Main idea is a very important concept for kids to understand. If they can't understand main idea, then what's the point of even reading!? I can't tell you how many excellent readers I've seen in my short time teaching that can't seem to get anything out of their reading. They couldn't even tell me what they read about.
In light of that, here are some activating strategies for teaching main idea.
Using word webs and concept maps are great tools for introducing concepts in the content areas or even a theme for one of your read alouds. Having kids brainstorm anything they know about the subject really jumpstarts the thinking process.
Predict a Passage is another good way to introduce the concept of main idea. The focus of this strategy is to predict what the story is about, read the passage, and then correct any misconceptions at the end.
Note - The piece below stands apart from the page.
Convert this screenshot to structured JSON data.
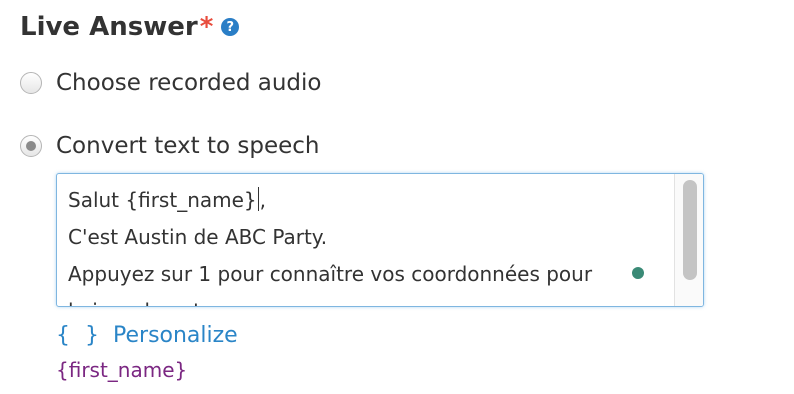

Another strategy is "The Main Idea Envelope Please." Give students envelopes with either a topic sentence, supporting detail, or a main idea on the front. Inside will be a card with the correct response folded so it cannot be seen through the envelope. Have the students go around the room and see whose envelopes belong with their group. Once the students have found their group, they are to read their envelope and discuss which one is the topic, supporting detail, and the main idea. They are to give reasons for their choices. Then, they should say which one they think they have (topic sentence, supporting detail, or main idea. Once the prediction has been made, the teacher announces, "The Envelope Please." This is the signal for the students to open their envelope and see if their predictions were correct.
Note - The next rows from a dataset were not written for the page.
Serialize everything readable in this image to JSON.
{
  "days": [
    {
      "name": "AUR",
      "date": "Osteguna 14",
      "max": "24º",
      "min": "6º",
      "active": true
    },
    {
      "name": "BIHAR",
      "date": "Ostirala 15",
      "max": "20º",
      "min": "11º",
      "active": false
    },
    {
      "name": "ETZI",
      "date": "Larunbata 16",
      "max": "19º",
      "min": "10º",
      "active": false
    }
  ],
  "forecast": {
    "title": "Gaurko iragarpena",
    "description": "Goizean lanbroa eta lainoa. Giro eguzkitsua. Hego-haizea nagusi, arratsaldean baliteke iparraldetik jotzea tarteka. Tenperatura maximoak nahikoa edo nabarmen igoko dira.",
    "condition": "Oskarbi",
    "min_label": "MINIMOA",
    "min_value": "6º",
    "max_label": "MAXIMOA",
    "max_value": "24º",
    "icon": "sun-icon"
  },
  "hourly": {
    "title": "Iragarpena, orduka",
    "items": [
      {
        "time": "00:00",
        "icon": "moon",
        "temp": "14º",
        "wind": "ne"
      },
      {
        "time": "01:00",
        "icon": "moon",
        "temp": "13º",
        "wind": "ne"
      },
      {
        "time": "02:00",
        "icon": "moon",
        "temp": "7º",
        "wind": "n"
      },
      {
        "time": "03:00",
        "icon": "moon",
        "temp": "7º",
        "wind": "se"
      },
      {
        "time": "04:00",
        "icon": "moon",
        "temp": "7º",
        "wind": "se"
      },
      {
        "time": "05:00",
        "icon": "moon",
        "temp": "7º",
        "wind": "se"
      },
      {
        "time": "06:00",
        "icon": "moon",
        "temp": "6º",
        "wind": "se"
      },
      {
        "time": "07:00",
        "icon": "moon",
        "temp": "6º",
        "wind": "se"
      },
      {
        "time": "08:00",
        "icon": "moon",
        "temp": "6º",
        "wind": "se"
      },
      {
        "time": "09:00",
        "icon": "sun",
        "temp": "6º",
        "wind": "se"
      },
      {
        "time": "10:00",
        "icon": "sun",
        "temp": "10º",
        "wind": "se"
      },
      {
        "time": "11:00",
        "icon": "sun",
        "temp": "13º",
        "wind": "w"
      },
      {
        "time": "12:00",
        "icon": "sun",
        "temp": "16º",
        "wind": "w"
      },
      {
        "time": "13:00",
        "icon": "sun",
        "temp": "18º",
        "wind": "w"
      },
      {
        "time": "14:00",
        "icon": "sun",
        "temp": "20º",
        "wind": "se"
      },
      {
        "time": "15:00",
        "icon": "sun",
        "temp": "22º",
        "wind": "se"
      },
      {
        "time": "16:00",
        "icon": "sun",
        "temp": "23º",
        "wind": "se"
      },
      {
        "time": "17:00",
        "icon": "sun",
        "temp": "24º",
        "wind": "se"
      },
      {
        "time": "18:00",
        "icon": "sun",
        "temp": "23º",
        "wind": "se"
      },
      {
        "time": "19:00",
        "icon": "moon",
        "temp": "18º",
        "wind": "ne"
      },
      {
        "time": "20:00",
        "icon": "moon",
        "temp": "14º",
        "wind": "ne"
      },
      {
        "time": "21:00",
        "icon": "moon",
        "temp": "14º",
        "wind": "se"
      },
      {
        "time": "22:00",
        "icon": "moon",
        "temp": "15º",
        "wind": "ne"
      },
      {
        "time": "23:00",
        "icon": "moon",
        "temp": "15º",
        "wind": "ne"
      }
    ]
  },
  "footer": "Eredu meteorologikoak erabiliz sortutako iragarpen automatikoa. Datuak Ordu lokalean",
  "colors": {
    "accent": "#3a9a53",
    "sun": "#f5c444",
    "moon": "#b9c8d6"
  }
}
I was also thinking that a Carousel Brainstorming is a good way to get students thinking about the main idea of a content area. In Social Studies, we are about to start a unit on South Carolina in the 19th and 20th centuries (Jim Crow Laws, new technologies, mill villages, The Great Depression, and the New Deal). I decided to paste pictures related to each topic on posterboard and laminate them. I will have students carousel around the room to each photo making comments with white board markers or sticky notes. (Reusing materials is always a plus and a timesaver!) Having them jot down their "thinkings," inferences, and comments about each photo is a good way to see what they already know and to get them interested and thinking about the new topic.
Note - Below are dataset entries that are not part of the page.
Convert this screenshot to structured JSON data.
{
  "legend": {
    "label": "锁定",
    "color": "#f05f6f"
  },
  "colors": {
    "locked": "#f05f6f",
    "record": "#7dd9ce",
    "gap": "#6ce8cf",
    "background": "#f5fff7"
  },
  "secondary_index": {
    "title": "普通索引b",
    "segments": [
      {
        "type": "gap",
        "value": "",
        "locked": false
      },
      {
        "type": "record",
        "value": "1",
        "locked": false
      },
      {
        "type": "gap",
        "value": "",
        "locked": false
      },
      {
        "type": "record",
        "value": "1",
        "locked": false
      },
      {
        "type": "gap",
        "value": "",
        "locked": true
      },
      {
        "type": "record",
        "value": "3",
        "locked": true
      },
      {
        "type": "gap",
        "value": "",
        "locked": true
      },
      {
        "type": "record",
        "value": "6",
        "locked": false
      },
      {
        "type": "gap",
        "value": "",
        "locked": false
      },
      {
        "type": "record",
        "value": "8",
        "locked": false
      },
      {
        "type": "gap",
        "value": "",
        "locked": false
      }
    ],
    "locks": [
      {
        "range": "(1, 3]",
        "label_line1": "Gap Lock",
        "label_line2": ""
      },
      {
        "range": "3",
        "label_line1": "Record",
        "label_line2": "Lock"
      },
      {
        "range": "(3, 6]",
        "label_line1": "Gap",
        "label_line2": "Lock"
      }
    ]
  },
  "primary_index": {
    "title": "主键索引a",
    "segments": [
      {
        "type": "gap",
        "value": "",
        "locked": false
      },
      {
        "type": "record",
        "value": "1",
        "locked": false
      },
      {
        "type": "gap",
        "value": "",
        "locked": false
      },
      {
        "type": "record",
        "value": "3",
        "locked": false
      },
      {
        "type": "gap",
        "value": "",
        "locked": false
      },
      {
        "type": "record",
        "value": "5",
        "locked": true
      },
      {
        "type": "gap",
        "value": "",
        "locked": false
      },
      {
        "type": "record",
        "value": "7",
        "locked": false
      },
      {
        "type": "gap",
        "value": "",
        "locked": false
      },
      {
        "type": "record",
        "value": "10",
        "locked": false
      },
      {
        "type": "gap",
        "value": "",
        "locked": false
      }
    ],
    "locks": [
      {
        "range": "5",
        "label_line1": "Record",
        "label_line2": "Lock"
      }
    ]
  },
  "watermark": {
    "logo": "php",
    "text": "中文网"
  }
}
If you know any other good main idea strategies, please share with us!